I wasn’t overly excited or astonished when I got an email saying I had been accepted into Wellesley College. If anything, I was relieved. Wellesley had become my first choice after visiting multiple college campuses, and I had kind of expected to get in. At that point, I hadn’t quite grasped the prestige of the school.
My mom was ecstatic when she heard the news — like, eyes-shining-with-pride, so happy, so proud of me. My English teacher cried tears of joy. My principal was excited to add Wellesley College to the list of colleges students at my high school had been accepted to. As for me? I could finally breathe.
For a while, my greatest achievement in life was coming to this college, moving across the country, sometimes just barely surviving, but simultaneously thriving. Coming here and living this far from home has definitely been one of the most challenging things I have done in my life. It’s also one of the things that has made me proudest of myself. There were days I would question how I even got here, what great power granted me the privilege to be here, who even allowed me to study among some of the greatest minds in the world. That being said, I know I am capable, and I am worthy — and I think that’s something to be proud of.

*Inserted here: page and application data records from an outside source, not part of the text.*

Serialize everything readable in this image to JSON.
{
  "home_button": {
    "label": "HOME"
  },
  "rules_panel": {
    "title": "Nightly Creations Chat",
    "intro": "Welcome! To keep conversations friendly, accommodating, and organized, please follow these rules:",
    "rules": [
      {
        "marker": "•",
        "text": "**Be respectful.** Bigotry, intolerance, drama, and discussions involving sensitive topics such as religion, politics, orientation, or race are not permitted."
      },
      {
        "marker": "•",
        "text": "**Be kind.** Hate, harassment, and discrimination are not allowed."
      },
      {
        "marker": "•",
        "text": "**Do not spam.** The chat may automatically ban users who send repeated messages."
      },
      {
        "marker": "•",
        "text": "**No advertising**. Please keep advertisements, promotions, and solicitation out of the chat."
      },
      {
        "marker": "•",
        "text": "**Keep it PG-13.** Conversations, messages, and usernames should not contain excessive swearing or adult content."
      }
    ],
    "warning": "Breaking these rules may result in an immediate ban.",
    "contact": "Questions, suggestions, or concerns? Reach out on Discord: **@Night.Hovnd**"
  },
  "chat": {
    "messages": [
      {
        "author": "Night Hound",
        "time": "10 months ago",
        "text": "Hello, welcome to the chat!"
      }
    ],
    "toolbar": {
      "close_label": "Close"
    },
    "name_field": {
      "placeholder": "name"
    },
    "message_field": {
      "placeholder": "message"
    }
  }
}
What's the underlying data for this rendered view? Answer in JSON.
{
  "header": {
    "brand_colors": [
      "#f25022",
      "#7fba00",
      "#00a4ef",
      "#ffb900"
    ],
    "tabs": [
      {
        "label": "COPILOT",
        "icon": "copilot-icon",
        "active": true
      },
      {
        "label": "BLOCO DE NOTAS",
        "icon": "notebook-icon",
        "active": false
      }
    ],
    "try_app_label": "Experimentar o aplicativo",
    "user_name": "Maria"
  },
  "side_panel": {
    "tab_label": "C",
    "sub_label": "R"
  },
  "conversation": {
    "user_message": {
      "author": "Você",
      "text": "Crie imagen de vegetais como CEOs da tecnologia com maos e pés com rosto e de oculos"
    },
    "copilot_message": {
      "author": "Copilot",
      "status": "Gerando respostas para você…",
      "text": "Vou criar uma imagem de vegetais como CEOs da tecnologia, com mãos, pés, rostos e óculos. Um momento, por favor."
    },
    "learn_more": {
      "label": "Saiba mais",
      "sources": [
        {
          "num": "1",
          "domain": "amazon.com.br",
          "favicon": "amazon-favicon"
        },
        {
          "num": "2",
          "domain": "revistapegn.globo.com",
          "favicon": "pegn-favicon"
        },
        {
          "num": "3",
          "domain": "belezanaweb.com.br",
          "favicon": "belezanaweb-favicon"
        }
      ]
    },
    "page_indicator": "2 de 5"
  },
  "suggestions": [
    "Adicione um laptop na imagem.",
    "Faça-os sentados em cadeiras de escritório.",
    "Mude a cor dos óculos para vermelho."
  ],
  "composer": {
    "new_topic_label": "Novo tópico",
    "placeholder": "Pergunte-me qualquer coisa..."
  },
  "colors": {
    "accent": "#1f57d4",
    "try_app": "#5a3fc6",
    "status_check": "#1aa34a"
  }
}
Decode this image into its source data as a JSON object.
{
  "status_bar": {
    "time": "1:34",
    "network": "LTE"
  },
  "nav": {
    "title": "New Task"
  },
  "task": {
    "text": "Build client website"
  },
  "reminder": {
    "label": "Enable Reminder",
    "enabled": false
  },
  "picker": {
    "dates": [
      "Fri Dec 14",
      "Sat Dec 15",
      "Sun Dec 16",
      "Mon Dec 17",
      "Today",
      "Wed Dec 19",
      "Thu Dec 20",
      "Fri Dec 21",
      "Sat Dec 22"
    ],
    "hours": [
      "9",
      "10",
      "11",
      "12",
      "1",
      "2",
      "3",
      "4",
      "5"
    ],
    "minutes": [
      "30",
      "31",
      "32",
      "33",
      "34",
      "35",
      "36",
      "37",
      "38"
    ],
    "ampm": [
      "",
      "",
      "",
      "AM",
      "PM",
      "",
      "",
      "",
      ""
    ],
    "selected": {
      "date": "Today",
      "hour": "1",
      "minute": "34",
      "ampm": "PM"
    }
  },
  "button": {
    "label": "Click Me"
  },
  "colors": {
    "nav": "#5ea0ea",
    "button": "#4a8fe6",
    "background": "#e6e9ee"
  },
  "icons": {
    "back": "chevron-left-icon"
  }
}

Two years into my time at Wellesley, a single discussion in my sociology class shook the entire foundation of pride I stood upon.
In a group discussion, I found myself more outspoken than usual. At one point, my professor even leaned in to listen to what I was saying. That’s when I started to listen to myself too: I sounded eloquent and articulate, and I was talking about things I truly care about. I was speaking of the social inequality involved in current grading systems, throwing around terms and phrases like implicit and explicit bias, systematic oppression, disparities in the access to and allocation of resources and the inherent dangers of maintaining a meritocratic mindset. In that moment, I thought I sounded intelligent, educated and well-versed in sociological ideologies.
Soon after, I realized I sounded as if a liberal arts college took me in, chewed me up and spit me back out. It wasn’t as if I was saying anything special, anything different from what anyone else was saying. Everyone in that classroom was perfectly capable of articulating their points and getting them across. Suddenly, I wasn’t so proud of my elite education anymore. I just felt obnoxiously privileged.
I realized Wellesley is the perfect breeding ground for the meritocracy we were deriding in class. The whole “meritocratic mindset” is constantly perpetuated: we’re a bunch of elite students fearing failure, craving success. An internship at Goldman Sachs is just another gold star to add to our resumes. You get bonus points if you put forth policy recommendations while working at a congressperson’s office over the summer. If you take a class way out of your comfort zone, you might as well take it credit/non so it doesn’t negatively affect your GPA.
Wellesley is an environment in which students feel they must push themselves to put their absolute best foot forward — even to the detriment of our own physical and mental health. We become enraptured with this idea of prosperity stemming from talent and hardwork, of being successful and obtaining a high status, a high income. That’s all owed to the meritocratic culture maintained at Wellesley.
I had another realization after my sociology class discussion, too. All of our points in the discussion were different. They may have been similar in their makeup, but at their cores, the answers all sprung forth from different backgrounds, different life experiences. I realized that that was what made each of our points special — our own backgrounds, our own life experiences.
As for me, I grew up in a good family. I went to a decent primary and middle school and an all-girls private Catholic college preparatory high school. I now attend Wellesley College: a prestigious college in a wealthy New England town with an entire cohort of extremely accomplished alumni. I am taught by Pulitzer Prize winners, knighted professors and Nobel prize candidates. Merit-wise, my life definitely isn’t too shabby.
While I now understand the prestige of Wellesley College, I also understand the prevalence of meritocracy that goes hand in hand with the prestige. Students’ self worth is not, and should never be, derived from all of the gold stars. Our worth is derived from just being us, and existing and living — that’s amazing enough.